** Opening EXTRACTED INFORMATION block **

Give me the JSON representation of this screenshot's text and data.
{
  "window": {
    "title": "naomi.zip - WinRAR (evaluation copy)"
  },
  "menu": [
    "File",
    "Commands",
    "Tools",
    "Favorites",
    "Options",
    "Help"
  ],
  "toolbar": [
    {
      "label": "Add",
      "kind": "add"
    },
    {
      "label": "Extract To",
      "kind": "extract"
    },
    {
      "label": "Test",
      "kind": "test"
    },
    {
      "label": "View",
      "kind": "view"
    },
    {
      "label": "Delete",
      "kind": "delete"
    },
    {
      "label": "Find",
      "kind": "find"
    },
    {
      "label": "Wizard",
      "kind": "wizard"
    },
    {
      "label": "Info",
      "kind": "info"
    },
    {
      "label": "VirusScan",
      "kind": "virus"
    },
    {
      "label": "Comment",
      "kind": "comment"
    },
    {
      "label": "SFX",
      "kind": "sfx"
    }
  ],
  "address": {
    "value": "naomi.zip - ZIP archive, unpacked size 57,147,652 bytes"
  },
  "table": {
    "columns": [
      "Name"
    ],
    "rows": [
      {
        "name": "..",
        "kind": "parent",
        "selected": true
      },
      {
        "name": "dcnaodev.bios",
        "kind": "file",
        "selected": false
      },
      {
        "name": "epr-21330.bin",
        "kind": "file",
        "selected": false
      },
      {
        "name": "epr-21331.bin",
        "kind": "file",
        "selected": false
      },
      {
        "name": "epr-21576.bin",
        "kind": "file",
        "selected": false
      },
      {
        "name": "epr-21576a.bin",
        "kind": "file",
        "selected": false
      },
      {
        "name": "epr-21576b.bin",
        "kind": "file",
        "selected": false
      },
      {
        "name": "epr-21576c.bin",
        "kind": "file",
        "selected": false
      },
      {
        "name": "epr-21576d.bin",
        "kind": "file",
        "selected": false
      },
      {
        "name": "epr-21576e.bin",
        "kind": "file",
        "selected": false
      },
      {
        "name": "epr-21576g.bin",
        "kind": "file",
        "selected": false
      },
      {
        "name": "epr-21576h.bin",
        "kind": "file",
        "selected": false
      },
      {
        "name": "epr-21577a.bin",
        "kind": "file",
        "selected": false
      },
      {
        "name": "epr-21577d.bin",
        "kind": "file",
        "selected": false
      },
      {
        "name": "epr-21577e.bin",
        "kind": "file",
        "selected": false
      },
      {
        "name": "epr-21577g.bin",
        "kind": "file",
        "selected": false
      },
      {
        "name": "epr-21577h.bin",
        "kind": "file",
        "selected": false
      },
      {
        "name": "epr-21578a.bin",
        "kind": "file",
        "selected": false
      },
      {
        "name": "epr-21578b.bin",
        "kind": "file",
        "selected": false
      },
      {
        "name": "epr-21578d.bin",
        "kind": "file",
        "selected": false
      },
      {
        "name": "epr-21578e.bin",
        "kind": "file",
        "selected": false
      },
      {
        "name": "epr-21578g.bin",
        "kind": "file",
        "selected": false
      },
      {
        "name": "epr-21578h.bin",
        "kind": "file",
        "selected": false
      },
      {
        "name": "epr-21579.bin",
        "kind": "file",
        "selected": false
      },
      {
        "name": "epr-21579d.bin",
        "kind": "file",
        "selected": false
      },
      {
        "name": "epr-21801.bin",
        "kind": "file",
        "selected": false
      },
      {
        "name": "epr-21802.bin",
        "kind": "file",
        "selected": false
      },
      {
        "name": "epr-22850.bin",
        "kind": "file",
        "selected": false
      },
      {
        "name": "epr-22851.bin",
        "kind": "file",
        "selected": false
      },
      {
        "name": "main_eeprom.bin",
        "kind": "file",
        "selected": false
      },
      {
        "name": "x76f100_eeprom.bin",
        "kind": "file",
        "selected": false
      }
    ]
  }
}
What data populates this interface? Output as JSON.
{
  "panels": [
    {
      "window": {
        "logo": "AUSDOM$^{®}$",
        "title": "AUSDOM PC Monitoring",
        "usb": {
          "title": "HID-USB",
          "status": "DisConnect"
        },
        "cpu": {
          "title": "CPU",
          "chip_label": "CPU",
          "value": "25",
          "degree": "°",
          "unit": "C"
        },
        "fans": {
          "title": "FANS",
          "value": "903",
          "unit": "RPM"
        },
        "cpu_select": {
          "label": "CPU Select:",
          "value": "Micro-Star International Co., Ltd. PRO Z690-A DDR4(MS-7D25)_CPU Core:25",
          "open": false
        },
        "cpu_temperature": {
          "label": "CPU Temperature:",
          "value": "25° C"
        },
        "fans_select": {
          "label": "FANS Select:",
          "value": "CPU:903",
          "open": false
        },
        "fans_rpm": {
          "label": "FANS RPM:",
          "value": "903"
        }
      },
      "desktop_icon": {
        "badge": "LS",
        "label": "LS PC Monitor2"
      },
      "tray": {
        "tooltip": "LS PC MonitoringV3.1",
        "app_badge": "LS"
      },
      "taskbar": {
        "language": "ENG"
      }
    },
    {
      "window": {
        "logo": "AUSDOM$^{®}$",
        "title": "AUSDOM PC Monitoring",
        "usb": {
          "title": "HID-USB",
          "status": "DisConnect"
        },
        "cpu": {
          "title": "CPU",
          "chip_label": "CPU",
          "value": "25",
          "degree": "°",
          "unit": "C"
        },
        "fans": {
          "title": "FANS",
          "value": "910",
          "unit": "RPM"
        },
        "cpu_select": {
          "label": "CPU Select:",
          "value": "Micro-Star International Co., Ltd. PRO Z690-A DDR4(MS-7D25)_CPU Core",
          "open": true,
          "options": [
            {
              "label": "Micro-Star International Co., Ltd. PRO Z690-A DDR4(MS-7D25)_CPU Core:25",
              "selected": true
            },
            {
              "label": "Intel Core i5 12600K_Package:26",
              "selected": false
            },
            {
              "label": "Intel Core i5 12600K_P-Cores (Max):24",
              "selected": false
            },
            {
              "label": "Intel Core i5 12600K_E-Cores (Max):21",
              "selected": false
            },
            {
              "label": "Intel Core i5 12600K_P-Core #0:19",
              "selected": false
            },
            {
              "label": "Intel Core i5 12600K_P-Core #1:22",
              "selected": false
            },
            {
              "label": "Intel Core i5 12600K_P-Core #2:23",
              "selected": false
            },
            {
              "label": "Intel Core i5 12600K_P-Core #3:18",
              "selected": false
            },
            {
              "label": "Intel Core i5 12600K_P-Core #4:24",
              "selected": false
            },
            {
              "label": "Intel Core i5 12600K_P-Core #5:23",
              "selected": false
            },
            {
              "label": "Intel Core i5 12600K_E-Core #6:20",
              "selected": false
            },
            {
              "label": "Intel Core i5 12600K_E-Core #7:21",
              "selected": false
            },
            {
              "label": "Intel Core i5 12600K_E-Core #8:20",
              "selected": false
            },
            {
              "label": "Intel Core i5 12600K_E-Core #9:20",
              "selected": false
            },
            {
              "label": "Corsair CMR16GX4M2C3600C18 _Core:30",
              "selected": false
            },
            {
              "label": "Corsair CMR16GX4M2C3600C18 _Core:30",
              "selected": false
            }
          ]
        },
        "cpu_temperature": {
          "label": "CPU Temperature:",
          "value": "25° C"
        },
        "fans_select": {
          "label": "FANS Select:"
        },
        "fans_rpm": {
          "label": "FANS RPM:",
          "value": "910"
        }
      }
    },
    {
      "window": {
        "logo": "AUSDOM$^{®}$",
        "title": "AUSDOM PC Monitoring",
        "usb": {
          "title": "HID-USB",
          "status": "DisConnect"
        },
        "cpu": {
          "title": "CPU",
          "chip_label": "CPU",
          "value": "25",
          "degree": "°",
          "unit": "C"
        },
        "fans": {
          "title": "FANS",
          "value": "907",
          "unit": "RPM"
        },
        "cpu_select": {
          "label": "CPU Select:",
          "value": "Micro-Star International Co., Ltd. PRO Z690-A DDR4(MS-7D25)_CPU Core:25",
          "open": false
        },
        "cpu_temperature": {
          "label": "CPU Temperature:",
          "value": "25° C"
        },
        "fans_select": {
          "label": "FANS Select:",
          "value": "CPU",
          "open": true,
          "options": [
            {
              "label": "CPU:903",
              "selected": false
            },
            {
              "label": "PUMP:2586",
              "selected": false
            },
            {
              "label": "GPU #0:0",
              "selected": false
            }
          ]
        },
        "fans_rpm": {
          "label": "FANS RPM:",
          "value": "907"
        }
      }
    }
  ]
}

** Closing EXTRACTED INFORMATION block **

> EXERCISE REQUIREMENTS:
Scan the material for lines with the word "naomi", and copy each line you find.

> SOLUTION TO THIS PROBLEM:
    "title": "naomi.zip - WinRAR (evaluation copy)"
    "value": "naomi.zip - ZIP archive, unpacked size 57,147,652 bytes"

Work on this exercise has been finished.